Labour is “very supportive” of the government’s plans to overhaul EU rules that govern Britain’s insurance sector, shadow chancellor Rachel Reeves said.
The government is eager to overhaul the EU-era Solvency II rules, which govern the sums of money insurers must hold on their balance sheets to protect themselves against bankruptcy, in a bid to unlock billions for investment in Britain’s economy.
Speaking at the Association of British Insurers annual conference today, Reeves said Labour supported plans to scrap the Solvency II rules adding that it was vital that extra cash on insurers’ balance sheets be used to boost the county’s growth.
Reeves said the UK needs to capture a share of the “industries of the future,” by ensuring businesses have access to capital.
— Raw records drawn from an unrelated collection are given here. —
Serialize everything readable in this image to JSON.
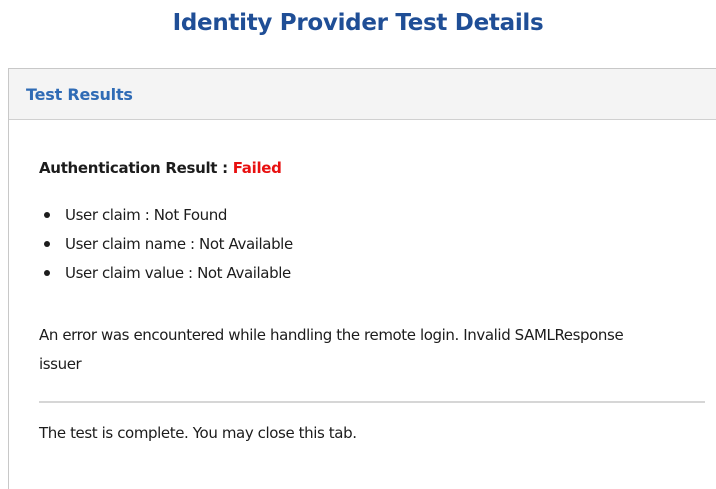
{
  "page": {
    "title": "Identity Provider Test Details"
  },
  "panel": {
    "header_title": "Test Results",
    "auth_label": "Authentication Result : ",
    "auth_status": "Failed",
    "claims": [
      {
        "text": "User claim : Not Found"
      },
      {
        "text": "User claim name : Not Available"
      },
      {
        "text": "User claim value : Not Available"
      }
    ],
    "error_message": "An error was encountered while handling the remote login. Invalid SAMLResponse issuer",
    "complete_message": "The test is complete. You may close this tab."
  },
  "colors": {
    "title": "#1f4e96",
    "header_title": "#2f6bb5",
    "failed_status": "#e81010",
    "header_background": "#f4f4f4"
  }
}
Reeves, however, argued that simply overhauling the EU’s Solvency II will not be enough, as she suggested the UK must also support and work closely with the private sector to achieve its aims.
“You can’t achieve anything unless you work with partners,” Reeves said.
The shadow chancellor’s comments come after Prudential Regulation Authority (PRA) chief Sam Woods yesterday called on the government to begin implementing its Solvency II reforms.
Speaking at an ABI dinner, Woods said Britain needs to “move on” from talks and begin overhauling the EU’s rules.
Woods noted that “there has been a well-aired and very public disagreement between us and the annuity sector” on how much capital insurers should have to hold, but said the PRA is now ready to implement the reforms.
He explained that after a lengthy debate, the government’s approach left capital requirements roughly the same while allowing insurers to take more risk.
He said that while the eventual outcome was not what the PRA supported, the insurance sector watchdog has “accepted” the government’s view.
“If parliament supports that position then we need to move on from the debate and into implementation,” Woods said.